It's really not useless if you can play songs in another key on your accordion.
I was on a festival in England and one of te jammers there bought a G accordion and some people he used to play with can play with him because they always do that. I and some others were there with our C accordion and we all know that you can play in G on a C accordion, but we also know that it's not easy to change the key of a song because we are not used to do so.
Some people are really handy in changing, but some don't and are going to try to play and that caused a lot of noise during the jam.
So if you are not that old and have the time to learn playing in other so called positions or keys don't hesitate and start with it.
I think/know that Greezy is right about that :blush: :blush: :blush:
Every time when I start playing my accordion I say, "sorry I can't do all possibilities you have"
Possible keys of play on "G" accordion? G,A,_,C,D
Primary Keys----"G"(mostly push) and "D"(mostly pull, or playing in the 5th)
Secondary Keys--"A"(blues key) and "C"(backside key).
The only key that a "C" accordion cannot match up "well" against what a "G" accordion can do is the key of "A". "A" happens to be the rarely played blues key of the "G" accordion. So not a really big deal.
Or, one could do like they used to do at Savoy's Jam when someone broke out with a "D" accordion. The jam continued on, but all of the beginner accordion players would not play along with their "C" accordions due to their own ignorance and the unaccommodating ignorance of the "D" accordion player.
Possible keys of play on "D" accordion D,E,_,G,A.
The "D" player could have made the "C" players aware of the "C" accordion's blues key of (D). The "D" player could have also got some practice playing the dreaded backside of that "D" accordion which would have been the key of "G" which would have been an easy dream for the "C" players.
Melo, you are absolutely correct sir.
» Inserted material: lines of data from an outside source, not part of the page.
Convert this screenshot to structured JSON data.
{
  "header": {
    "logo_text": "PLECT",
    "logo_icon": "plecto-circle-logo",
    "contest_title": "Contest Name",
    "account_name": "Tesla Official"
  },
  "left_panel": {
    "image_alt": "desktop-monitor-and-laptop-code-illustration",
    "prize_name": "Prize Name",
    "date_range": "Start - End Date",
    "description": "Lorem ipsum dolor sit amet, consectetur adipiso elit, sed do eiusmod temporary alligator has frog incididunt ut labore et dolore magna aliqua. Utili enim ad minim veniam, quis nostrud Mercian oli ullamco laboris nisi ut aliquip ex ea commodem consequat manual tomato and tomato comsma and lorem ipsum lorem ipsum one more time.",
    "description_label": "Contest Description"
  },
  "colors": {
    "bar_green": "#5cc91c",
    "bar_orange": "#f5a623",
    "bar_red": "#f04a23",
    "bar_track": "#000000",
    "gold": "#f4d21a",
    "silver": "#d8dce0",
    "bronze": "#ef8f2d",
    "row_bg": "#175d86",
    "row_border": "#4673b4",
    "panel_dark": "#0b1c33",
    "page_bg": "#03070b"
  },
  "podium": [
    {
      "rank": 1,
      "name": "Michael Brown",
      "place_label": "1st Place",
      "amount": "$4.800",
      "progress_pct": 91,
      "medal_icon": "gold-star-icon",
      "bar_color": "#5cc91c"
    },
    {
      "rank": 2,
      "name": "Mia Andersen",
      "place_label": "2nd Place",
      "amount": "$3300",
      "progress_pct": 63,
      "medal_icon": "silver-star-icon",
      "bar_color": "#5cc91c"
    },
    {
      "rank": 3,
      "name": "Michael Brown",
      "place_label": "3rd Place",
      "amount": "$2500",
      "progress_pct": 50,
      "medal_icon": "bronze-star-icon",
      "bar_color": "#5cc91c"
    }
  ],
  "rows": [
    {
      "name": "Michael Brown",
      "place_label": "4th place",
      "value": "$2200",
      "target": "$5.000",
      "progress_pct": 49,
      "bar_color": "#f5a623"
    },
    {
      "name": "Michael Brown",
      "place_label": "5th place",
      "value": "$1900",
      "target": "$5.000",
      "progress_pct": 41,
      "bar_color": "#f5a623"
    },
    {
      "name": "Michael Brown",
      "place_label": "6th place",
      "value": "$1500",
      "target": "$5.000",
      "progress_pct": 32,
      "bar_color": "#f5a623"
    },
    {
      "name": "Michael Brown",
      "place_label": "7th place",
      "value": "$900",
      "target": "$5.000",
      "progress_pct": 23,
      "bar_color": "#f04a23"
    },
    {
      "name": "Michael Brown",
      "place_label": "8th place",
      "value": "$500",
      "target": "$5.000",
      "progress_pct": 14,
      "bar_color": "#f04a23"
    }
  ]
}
I think that learning all of the "positions" on that accordion should only take a few years if you are aware of them right at the start, and chase after and/or are shown or told the correct methods of actually playing them. I call them "keys" now. "Positions" is a confusing term and it scares young Cajun or beginner Cajun accordion players into doubting themselves. "Positions" is too fancy a term. It implies difficulty. "KEYS" implies "ACCESS"!
I've always found that the most important thing is to the learn all the notes of the buttons. That will give you the ultimate freedom of just knowing where stuff is at. Put a little music theory (very basic) on top of that, and I think anyone can play in any key. Obviously, with increasing limitations depending the key being played in relative to the base key of the accordion (some key-to-accordion match ups may limit you to only 1 or 2 notes, and maybe not even the root note of the tune's key). Considering some of these extreme limitations, some would argue that it isn't even worth playing if the key-to-accordion match up isn't in the norm, but if you know what notes the buttons are you at least don't have to put your accordion down when someone switches things up on you.